◆ Work to complete
Count every line of these entries that holds the word "date", and reply with the number only.

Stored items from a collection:

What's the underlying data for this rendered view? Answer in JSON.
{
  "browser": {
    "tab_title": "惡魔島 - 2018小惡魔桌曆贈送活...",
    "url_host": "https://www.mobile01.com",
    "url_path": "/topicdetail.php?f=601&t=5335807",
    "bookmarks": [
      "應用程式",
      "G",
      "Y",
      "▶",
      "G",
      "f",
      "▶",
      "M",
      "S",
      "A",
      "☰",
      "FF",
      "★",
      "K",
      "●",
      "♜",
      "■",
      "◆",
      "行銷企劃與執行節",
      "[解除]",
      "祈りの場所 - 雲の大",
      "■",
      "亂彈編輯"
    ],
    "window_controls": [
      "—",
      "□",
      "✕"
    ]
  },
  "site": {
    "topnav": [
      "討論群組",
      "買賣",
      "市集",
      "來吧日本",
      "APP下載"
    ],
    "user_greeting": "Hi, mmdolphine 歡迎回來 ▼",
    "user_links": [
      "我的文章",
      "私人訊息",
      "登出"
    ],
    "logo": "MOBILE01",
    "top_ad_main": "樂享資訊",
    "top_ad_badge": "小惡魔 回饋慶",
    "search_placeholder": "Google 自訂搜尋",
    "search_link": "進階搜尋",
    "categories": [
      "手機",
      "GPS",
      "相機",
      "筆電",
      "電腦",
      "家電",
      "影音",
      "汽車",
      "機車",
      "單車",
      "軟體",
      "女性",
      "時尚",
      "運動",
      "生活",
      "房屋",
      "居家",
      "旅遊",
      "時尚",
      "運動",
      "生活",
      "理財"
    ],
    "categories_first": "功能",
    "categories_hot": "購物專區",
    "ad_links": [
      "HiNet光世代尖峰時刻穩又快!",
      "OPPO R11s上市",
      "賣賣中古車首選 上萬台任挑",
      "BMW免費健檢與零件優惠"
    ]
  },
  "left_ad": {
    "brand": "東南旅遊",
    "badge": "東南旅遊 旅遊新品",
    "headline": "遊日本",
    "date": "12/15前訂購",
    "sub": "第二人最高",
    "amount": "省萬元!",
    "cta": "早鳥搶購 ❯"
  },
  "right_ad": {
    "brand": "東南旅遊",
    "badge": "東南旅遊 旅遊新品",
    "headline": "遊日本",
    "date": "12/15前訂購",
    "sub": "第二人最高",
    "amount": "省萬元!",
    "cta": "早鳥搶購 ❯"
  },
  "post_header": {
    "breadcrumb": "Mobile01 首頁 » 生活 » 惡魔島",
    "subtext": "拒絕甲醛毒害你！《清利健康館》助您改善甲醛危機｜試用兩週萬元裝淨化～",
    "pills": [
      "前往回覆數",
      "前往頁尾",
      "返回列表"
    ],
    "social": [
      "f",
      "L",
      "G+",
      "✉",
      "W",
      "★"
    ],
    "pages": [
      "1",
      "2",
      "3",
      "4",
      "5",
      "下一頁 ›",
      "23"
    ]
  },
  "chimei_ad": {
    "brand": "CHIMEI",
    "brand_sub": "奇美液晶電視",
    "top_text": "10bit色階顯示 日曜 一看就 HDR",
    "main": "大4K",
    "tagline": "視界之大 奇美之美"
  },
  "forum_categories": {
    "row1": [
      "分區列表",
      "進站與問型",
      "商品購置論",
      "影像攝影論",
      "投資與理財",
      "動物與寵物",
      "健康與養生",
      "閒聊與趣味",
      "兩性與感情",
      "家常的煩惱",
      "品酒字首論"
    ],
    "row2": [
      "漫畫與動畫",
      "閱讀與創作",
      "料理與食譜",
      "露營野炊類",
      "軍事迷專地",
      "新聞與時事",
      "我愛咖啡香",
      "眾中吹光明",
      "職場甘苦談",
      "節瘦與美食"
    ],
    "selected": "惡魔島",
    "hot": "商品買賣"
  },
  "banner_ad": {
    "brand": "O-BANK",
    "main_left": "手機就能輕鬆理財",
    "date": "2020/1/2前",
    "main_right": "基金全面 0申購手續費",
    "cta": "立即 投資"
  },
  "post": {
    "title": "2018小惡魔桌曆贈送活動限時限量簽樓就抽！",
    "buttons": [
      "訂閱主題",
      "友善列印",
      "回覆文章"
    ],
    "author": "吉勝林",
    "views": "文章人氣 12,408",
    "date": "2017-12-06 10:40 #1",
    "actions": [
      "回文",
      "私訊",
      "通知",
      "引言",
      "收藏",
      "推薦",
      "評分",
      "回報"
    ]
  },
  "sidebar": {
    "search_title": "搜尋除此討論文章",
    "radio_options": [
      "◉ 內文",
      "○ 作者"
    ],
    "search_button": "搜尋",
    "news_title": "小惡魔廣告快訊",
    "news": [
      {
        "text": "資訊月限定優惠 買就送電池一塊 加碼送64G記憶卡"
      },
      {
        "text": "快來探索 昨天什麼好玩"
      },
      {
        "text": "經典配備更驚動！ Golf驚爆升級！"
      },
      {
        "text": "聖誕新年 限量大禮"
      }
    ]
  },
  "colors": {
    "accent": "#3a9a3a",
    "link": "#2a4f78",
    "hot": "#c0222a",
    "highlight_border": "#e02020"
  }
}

◆ Answer box
4